◆ PROBLEM DETAILS
Read through the lines below for the string "likes" and copy each one that has it.

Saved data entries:

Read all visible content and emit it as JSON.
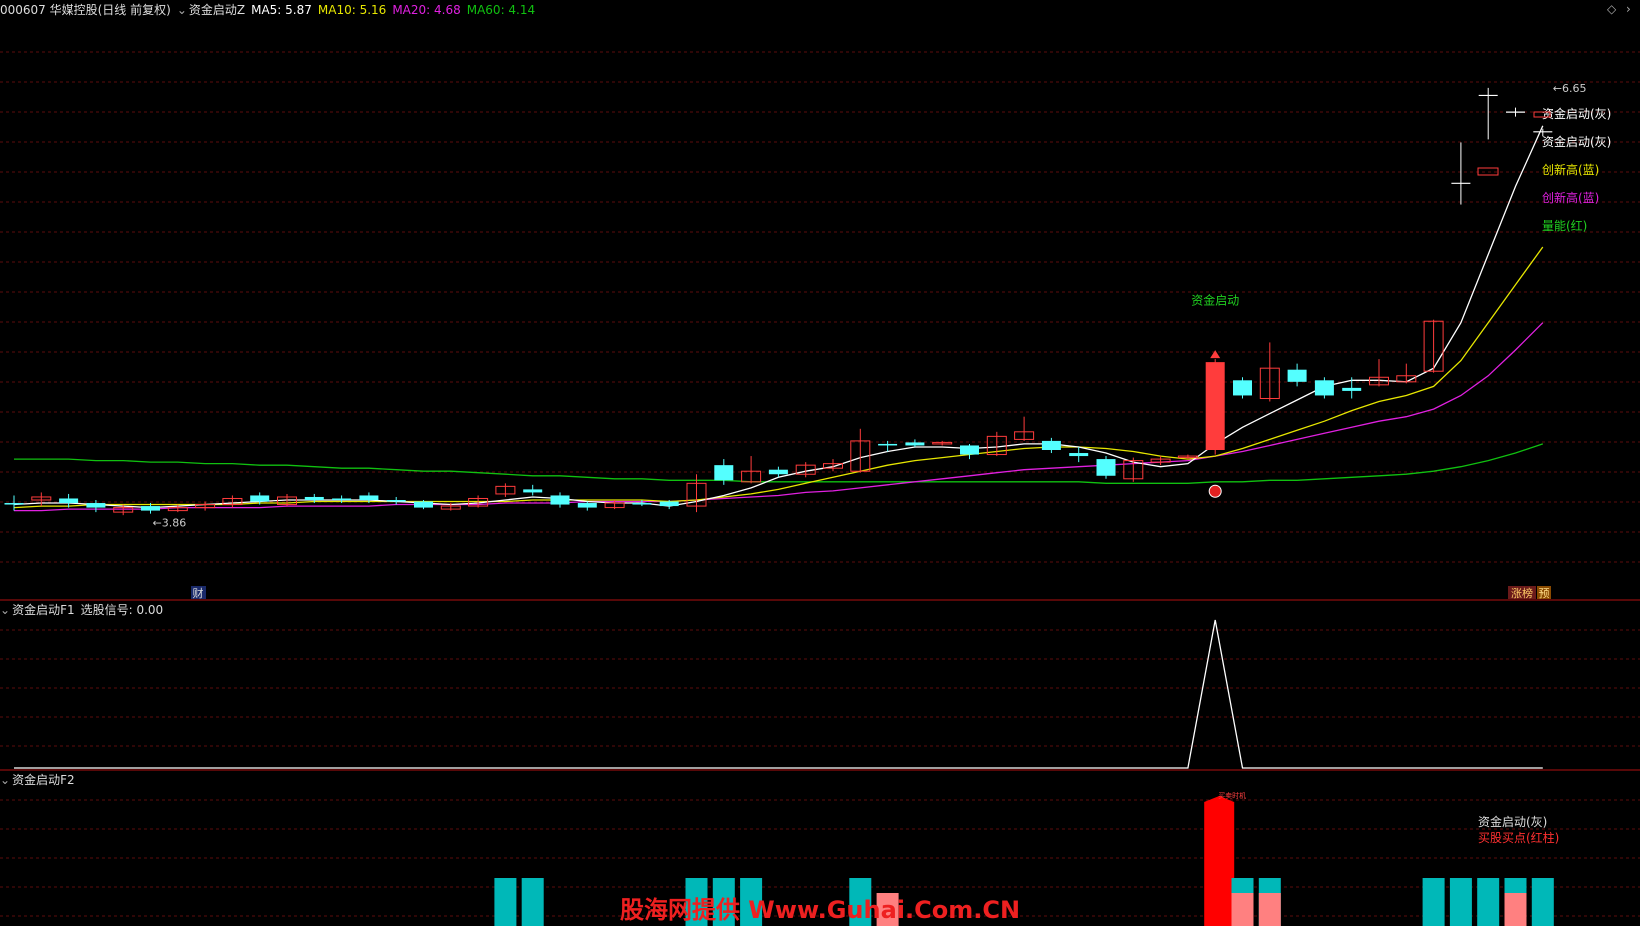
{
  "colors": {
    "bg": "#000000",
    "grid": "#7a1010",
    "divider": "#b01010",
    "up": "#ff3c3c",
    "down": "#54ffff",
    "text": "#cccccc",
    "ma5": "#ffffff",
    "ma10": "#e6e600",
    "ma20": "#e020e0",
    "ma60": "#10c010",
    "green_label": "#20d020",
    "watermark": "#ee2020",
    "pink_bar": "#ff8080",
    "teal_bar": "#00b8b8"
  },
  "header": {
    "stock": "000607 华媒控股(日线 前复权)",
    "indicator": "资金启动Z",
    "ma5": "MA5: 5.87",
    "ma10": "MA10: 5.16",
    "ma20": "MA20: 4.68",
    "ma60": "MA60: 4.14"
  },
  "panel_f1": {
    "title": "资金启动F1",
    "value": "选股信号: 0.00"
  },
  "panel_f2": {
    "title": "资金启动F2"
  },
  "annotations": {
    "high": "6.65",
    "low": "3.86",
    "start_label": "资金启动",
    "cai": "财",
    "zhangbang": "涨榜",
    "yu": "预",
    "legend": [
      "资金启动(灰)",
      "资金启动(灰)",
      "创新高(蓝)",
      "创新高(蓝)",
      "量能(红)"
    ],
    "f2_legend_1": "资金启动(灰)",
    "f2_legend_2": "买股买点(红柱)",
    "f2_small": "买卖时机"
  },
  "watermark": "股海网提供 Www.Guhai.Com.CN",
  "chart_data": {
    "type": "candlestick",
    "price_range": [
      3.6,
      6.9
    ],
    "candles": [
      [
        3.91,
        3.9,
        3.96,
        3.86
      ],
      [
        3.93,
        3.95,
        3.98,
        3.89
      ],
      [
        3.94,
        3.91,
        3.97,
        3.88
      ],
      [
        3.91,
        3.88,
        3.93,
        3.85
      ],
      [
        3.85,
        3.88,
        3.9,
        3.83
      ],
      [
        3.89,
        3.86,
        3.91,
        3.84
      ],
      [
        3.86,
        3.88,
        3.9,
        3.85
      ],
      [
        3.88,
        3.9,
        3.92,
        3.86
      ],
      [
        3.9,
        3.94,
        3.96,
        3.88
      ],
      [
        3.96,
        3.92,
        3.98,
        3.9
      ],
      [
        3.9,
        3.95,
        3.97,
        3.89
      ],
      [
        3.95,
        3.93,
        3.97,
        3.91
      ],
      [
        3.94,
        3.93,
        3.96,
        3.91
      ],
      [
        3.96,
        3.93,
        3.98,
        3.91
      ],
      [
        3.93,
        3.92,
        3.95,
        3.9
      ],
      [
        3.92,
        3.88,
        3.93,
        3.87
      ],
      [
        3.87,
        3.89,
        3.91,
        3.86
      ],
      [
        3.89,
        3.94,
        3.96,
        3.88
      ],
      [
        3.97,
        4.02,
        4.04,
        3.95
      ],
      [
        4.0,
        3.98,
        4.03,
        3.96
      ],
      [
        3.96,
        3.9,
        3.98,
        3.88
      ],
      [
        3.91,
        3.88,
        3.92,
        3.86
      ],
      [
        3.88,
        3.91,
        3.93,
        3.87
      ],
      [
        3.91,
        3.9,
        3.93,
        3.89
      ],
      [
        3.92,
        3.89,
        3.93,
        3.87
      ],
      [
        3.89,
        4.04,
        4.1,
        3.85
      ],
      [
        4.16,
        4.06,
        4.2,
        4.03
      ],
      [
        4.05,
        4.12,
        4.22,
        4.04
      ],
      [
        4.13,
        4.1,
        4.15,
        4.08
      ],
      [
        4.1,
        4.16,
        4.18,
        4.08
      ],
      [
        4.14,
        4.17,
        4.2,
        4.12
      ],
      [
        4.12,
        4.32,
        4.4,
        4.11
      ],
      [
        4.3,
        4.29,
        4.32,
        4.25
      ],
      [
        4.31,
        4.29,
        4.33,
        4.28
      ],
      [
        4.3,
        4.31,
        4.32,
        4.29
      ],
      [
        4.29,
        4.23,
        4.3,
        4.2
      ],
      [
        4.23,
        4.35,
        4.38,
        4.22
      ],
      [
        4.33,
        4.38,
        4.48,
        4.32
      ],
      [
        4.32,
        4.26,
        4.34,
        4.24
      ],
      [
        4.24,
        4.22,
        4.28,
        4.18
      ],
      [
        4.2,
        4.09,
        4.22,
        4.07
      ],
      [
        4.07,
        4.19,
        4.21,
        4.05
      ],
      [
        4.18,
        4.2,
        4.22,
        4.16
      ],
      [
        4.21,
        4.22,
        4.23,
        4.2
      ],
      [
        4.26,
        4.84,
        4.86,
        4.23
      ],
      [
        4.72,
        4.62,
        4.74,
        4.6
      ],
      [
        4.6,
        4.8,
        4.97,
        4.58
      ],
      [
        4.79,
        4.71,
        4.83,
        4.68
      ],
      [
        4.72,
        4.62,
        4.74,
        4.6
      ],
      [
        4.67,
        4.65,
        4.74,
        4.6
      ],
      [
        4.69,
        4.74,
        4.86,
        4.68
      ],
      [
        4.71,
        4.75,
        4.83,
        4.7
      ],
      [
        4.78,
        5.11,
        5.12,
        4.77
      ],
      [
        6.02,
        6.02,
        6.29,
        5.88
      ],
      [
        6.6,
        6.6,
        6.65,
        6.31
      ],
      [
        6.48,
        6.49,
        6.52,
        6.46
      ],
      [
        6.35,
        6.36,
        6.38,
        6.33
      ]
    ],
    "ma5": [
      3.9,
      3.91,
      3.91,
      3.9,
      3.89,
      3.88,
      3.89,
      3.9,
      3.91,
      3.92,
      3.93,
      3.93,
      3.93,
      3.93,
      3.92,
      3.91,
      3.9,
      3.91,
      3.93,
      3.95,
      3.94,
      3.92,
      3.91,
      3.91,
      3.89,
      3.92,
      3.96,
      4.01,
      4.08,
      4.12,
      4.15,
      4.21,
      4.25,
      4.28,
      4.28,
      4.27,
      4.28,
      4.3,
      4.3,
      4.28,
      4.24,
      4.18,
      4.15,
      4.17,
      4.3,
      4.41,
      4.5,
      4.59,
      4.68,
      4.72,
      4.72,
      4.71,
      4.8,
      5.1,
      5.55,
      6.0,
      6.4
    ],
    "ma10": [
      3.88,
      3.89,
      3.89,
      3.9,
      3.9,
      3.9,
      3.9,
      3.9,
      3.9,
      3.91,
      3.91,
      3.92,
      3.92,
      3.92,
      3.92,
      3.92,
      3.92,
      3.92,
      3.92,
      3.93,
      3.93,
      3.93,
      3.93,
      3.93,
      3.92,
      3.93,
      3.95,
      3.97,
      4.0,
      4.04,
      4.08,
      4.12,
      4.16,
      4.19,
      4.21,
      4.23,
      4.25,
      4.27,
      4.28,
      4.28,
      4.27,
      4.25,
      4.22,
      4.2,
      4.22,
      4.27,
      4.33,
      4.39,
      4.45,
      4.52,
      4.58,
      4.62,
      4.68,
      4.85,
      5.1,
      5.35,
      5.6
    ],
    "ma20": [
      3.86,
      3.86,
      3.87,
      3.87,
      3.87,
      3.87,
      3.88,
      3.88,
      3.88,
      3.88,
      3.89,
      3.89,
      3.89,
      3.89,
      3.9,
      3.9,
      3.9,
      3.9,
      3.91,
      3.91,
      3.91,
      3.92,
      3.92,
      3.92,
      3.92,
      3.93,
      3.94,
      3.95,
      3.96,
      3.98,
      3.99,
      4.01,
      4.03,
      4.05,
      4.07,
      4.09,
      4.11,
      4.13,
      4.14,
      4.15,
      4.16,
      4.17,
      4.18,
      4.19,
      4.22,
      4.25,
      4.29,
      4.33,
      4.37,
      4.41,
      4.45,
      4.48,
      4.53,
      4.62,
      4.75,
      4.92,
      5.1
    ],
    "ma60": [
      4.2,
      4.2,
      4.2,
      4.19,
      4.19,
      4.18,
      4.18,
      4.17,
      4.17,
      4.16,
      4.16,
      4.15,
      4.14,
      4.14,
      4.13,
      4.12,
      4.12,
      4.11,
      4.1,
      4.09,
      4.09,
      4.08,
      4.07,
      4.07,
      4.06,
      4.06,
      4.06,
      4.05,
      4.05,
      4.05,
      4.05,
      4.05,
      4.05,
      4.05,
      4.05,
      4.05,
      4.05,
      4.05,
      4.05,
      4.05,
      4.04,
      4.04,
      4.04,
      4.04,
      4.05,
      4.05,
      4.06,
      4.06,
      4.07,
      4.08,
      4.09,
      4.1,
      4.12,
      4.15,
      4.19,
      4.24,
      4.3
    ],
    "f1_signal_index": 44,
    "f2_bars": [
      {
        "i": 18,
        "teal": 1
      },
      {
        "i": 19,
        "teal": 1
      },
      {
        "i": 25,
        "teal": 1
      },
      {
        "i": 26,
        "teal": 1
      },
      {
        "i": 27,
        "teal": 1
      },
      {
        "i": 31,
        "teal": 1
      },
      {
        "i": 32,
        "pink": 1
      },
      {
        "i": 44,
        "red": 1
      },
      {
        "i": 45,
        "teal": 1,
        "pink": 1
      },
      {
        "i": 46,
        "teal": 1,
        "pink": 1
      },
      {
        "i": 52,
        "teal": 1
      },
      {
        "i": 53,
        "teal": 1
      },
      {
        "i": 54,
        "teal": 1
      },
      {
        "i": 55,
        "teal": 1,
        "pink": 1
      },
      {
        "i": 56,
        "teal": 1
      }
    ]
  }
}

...

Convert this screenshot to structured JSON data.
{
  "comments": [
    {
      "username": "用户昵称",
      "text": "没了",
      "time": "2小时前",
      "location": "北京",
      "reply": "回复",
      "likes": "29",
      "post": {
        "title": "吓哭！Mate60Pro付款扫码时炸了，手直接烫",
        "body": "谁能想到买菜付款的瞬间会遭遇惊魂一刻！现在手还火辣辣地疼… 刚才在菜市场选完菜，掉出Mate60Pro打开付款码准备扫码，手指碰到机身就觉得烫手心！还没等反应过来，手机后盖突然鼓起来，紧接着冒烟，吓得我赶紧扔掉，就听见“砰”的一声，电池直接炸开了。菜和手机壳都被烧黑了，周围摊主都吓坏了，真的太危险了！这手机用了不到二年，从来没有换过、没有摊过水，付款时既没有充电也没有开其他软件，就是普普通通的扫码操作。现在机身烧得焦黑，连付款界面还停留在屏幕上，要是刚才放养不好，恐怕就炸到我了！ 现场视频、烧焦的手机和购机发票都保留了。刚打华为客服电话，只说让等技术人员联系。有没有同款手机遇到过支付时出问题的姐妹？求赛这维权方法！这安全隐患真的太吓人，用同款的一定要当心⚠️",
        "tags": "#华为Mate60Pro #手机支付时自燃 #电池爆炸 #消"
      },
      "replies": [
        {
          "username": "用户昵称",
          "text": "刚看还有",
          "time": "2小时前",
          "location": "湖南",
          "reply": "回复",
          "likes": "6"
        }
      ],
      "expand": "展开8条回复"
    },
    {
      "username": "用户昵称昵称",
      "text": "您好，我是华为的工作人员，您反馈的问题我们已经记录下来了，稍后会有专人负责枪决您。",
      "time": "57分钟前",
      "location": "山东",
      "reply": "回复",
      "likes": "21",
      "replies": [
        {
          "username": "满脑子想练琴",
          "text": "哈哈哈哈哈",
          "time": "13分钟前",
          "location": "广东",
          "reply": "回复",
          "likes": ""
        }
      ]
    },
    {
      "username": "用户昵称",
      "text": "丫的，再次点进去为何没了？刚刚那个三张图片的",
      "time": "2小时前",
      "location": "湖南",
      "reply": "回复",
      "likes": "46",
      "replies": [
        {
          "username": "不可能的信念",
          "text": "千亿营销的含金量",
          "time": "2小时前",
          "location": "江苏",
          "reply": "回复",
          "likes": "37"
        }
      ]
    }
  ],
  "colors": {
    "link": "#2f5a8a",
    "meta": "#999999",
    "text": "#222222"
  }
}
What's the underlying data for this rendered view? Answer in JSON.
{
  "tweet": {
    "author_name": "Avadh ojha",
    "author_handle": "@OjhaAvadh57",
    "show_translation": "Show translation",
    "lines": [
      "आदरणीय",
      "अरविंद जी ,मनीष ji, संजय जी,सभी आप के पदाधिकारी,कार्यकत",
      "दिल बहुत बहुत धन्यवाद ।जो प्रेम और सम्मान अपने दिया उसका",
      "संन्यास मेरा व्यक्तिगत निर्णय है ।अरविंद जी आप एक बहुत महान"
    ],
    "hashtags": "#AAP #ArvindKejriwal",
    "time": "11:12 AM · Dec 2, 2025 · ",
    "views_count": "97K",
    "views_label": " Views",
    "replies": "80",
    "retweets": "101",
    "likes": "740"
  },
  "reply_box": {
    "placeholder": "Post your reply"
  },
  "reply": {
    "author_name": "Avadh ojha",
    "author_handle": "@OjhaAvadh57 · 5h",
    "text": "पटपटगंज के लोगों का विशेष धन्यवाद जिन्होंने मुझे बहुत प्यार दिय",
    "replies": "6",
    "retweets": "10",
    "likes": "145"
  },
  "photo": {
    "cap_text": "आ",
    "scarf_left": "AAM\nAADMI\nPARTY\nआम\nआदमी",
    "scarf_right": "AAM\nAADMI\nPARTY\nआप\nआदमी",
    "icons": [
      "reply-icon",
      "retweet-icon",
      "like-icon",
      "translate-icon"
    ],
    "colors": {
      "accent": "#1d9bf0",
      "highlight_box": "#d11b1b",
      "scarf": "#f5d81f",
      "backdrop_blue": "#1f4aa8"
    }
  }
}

◆ RESPONSE TO THE TASK
      "likes": "29",
          "likes": "6"
      "likes": "21",
          "likes": ""
      "likes": "46",
          "likes": "37"
    "likes": "740"
    "likes": "145"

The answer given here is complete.